Skip to content. Skip to main navigation.

UTA In The News — Monday, September 9, 2013

Monday, September 9, 2013

Bookmark and Share

Fox 4 interviews professor on Syria

KDFW/FOX 4 interviewed Brent Sasley, UT Arlington associate professor of political science, about the crisis in Syria and whether President Obama’s plan of a limited strike in Syria can win support from Congress. “When he first made the announcement, the assumption was that he could probably get the votes,” Sasley said. “As time went on, it looked less and less likely, even for example, when the White House was given classified briefings. Many in Congress just didn’t show up and we know that those who are opposed, leaning no, are getting vocal and more publicly skeptical.”

Remembering Kennedy

With the 50th anniversary of President John F. Kennedy’s assassination in Dallas fast approaching, the UT Arlington Libraries Special Collections will present the photography exhibit "Howdy, Mr. President! A Fort Worth Perspective of JFK,” WFAA/ABC 8 reported. The exhibit is a collection of rarely seen photos that draws from the Fort Worth Star-Telegram photographic collection at UT Arlington.

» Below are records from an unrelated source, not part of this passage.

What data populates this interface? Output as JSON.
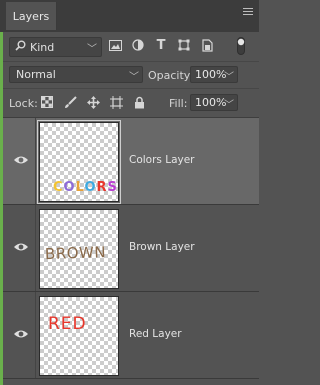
{
  "panel": {
    "tab_label": "Layers"
  },
  "filter": {
    "kind_label": "Kind",
    "icons": [
      "image-filter-icon",
      "adjustment-filter-icon",
      "type-filter-icon",
      "shape-filter-icon",
      "smart-object-filter-icon",
      "filter-toggle-icon"
    ]
  },
  "blend": {
    "mode": "Normal",
    "opacity_label": "Opacity:",
    "opacity_value": "100%"
  },
  "lock": {
    "label": "Lock:",
    "icons": [
      "lock-transparent-pixels-icon",
      "lock-image-pixels-icon",
      "lock-position-icon",
      "lock-artboard-icon",
      "lock-all-icon"
    ],
    "fill_label": "Fill:",
    "fill_value": "100%"
  },
  "layers": [
    {
      "name": "Colors Layer",
      "thumbnail_text": "COLORS",
      "selected": true,
      "visible": true
    },
    {
      "name": "Brown Layer",
      "thumbnail_text": "BROWN",
      "selected": false,
      "visible": true
    },
    {
      "name": "Red Layer",
      "thumbnail_text": "RED",
      "selected": false,
      "visible": true
    }
  ],
  "colors": {
    "panel_bg": "#535353",
    "selected_row": "#686868",
    "accent_strip": "#6ab04c",
    "brown_text": "#8a6a4a",
    "red_text": "#e8372c"
  }
}
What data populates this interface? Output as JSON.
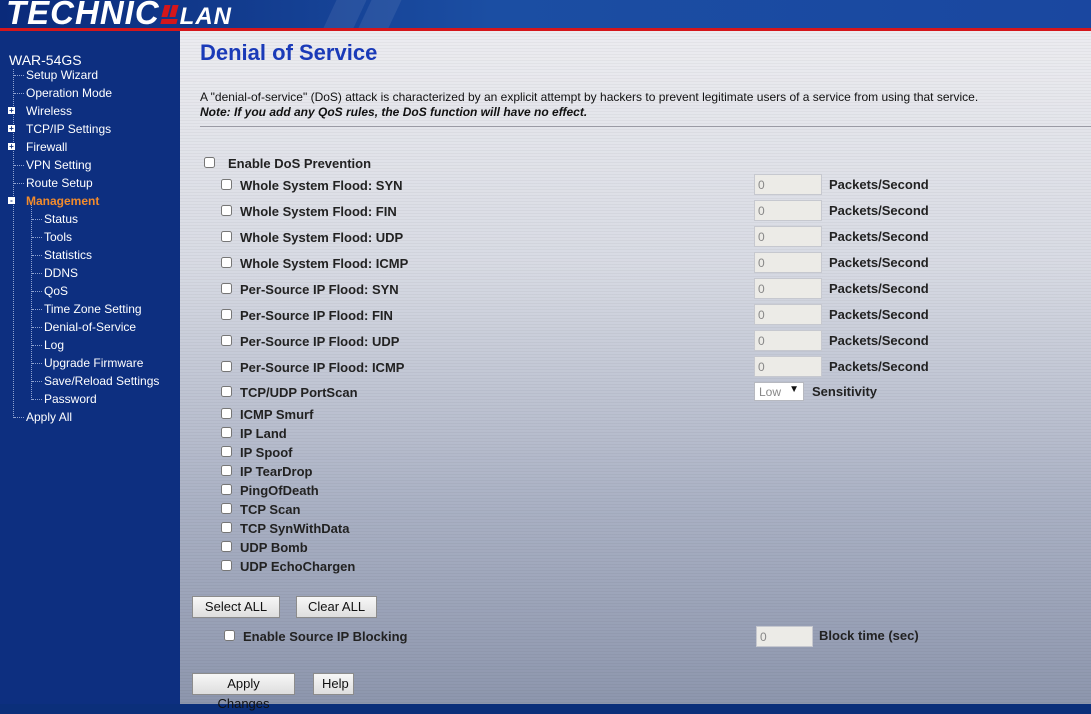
{
  "brand": {
    "logo_main": "TECHNIC",
    "logo_sub": "LAN"
  },
  "sidebar": {
    "device": "WAR-54GS",
    "items": [
      {
        "label": "Setup Wizard"
      },
      {
        "label": "Operation Mode"
      },
      {
        "label": "Wireless"
      },
      {
        "label": "TCP/IP Settings"
      },
      {
        "label": "Firewall"
      },
      {
        "label": "VPN Setting"
      },
      {
        "label": "Route Setup"
      },
      {
        "label": "Management"
      },
      {
        "label": "Status"
      },
      {
        "label": "Tools"
      },
      {
        "label": "Statistics"
      },
      {
        "label": "DDNS"
      },
      {
        "label": "QoS"
      },
      {
        "label": "Time Zone Setting"
      },
      {
        "label": "Denial-of-Service"
      },
      {
        "label": "Log"
      },
      {
        "label": "Upgrade Firmware"
      },
      {
        "label": "Save/Reload Settings"
      },
      {
        "label": "Password"
      },
      {
        "label": "Apply All"
      }
    ],
    "expand_plus": "+",
    "expand_minus": "-"
  },
  "main": {
    "title": "Denial of Service",
    "description": "A \"denial-of-service\" (DoS) attack is characterized by an explicit attempt by hackers to prevent legitimate users of a service from using that service.",
    "note": "Note: If you add any QoS rules, the DoS function will have no effect.",
    "enable_dos": "Enable DoS Prevention",
    "floods": [
      {
        "label": "Whole System Flood: SYN",
        "value": "0",
        "unit": "Packets/Second"
      },
      {
        "label": "Whole System Flood: FIN",
        "value": "0",
        "unit": "Packets/Second"
      },
      {
        "label": "Whole System Flood: UDP",
        "value": "0",
        "unit": "Packets/Second"
      },
      {
        "label": "Whole System Flood: ICMP",
        "value": "0",
        "unit": "Packets/Second"
      },
      {
        "label": "Per-Source IP Flood: SYN",
        "value": "0",
        "unit": "Packets/Second"
      },
      {
        "label": "Per-Source IP Flood: FIN",
        "value": "0",
        "unit": "Packets/Second"
      },
      {
        "label": "Per-Source IP Flood: UDP",
        "value": "0",
        "unit": "Packets/Second"
      },
      {
        "label": "Per-Source IP Flood: ICMP",
        "value": "0",
        "unit": "Packets/Second"
      }
    ],
    "portscan": {
      "label": "TCP/UDP PortScan",
      "selected": "Low",
      "arrow": "▼",
      "unit": "Sensitivity"
    },
    "attacks": [
      {
        "label": "ICMP Smurf"
      },
      {
        "label": "IP Land"
      },
      {
        "label": "IP Spoof"
      },
      {
        "label": "IP TearDrop"
      },
      {
        "label": "PingOfDeath"
      },
      {
        "label": "TCP Scan"
      },
      {
        "label": "TCP SynWithData"
      },
      {
        "label": "UDP Bomb"
      },
      {
        "label": "UDP EchoChargen"
      }
    ],
    "select_all": "Select ALL",
    "clear_all": "Clear ALL",
    "source_block": {
      "label": "Enable Source IP Blocking",
      "value": "0",
      "unit": "Block time (sec)"
    },
    "apply": "Apply Changes",
    "help": "Help"
  }
}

The rarely seen photographs in UT Arlington Libraries Special Collections new “Howdy, Mr. President!” exhibit are to commemorate the 50th anniversary of JFK’s arrival, not his death, according to Cathy Spitzenberger, a UTA photo research assistant who helped prepare the show, the Fort Worth Star-Telegram reported. The 81 black-and-white photos shot by Star-Telegram photographers chronicle the Kennedys’ visit to Fort Worth. “These photos show a different story — a happy one,” she said. “We want people to understand that part of the story, too.”

Tough predictions

Janice Baldwin, a senior lecturer in UT Arlington’s College of Business, was interviewed by KRLD/1080AM about a union strike at Bell Helicopter in Fort Worth.  She said it’s hard to know who has the upper hand because “very few things leak out from contract negotiations.”

Talking architecture

Mark Lamster, a UT Arlington professor in practice and The Dallas Morning News' architecture critic, said the controversial Museum Tower in the Dallas arts district "has thus far conducted itself as a classic mean girl: privileged, superficial, manipulative and more than a little condescending," in a recent analysis of the design conflict.